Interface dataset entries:

************

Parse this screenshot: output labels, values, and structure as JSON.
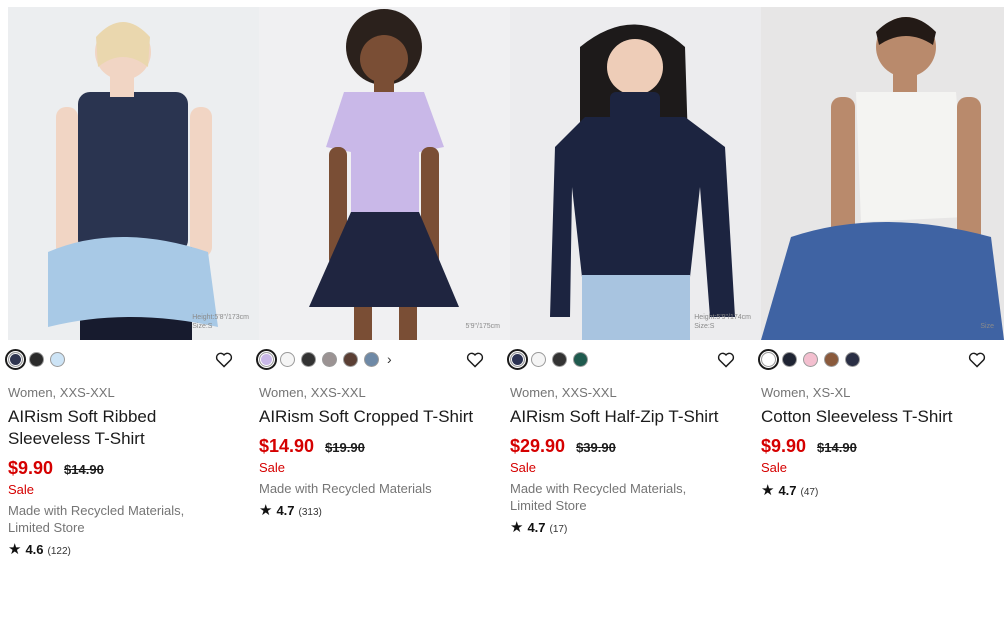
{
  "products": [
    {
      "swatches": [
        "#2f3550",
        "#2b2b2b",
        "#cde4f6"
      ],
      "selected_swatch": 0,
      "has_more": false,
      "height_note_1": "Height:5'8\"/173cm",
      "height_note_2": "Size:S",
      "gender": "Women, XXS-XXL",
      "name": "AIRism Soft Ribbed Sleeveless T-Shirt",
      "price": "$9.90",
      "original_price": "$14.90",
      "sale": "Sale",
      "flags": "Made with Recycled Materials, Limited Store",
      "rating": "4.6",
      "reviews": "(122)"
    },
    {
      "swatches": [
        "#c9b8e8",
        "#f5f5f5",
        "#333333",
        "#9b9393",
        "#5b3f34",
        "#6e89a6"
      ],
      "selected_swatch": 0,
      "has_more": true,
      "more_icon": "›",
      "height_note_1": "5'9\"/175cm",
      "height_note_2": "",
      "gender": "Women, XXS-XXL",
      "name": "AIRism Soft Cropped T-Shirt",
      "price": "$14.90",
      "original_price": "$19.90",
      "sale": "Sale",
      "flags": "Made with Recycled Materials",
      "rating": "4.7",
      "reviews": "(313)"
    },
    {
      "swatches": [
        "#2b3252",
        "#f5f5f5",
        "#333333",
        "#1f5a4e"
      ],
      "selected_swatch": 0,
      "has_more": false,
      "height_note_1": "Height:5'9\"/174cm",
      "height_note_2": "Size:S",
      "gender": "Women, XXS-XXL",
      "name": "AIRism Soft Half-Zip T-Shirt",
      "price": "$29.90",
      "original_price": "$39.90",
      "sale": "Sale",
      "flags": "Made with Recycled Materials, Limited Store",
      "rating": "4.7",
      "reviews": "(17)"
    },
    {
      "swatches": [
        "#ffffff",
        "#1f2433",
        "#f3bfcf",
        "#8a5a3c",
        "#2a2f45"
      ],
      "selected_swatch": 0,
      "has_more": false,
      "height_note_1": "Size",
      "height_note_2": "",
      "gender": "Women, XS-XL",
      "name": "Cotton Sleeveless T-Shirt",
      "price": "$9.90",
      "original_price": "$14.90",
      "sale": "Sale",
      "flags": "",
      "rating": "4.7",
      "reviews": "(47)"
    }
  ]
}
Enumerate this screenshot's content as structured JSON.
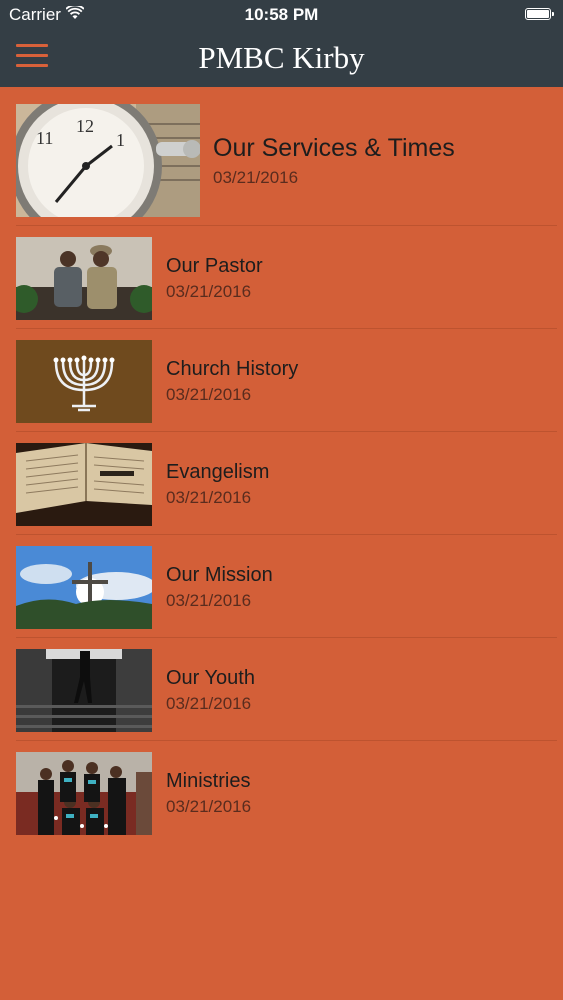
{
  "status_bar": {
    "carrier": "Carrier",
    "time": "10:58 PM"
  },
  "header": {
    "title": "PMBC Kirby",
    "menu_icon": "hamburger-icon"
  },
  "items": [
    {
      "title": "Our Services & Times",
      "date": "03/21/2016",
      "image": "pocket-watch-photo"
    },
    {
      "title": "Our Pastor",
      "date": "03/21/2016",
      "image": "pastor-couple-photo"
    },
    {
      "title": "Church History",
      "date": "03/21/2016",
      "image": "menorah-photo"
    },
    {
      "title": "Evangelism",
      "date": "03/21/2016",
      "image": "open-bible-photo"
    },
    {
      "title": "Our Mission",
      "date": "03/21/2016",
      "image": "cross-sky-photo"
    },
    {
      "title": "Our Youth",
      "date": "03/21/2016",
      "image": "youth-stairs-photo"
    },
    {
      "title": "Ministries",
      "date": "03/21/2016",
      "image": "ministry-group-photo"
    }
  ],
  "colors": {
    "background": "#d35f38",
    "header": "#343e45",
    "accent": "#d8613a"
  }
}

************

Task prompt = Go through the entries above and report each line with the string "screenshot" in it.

Completed exercise =
Parse this screenshot: output labels, values, and structure as JSON.
Enumerate this screenshot's content as structured JSON.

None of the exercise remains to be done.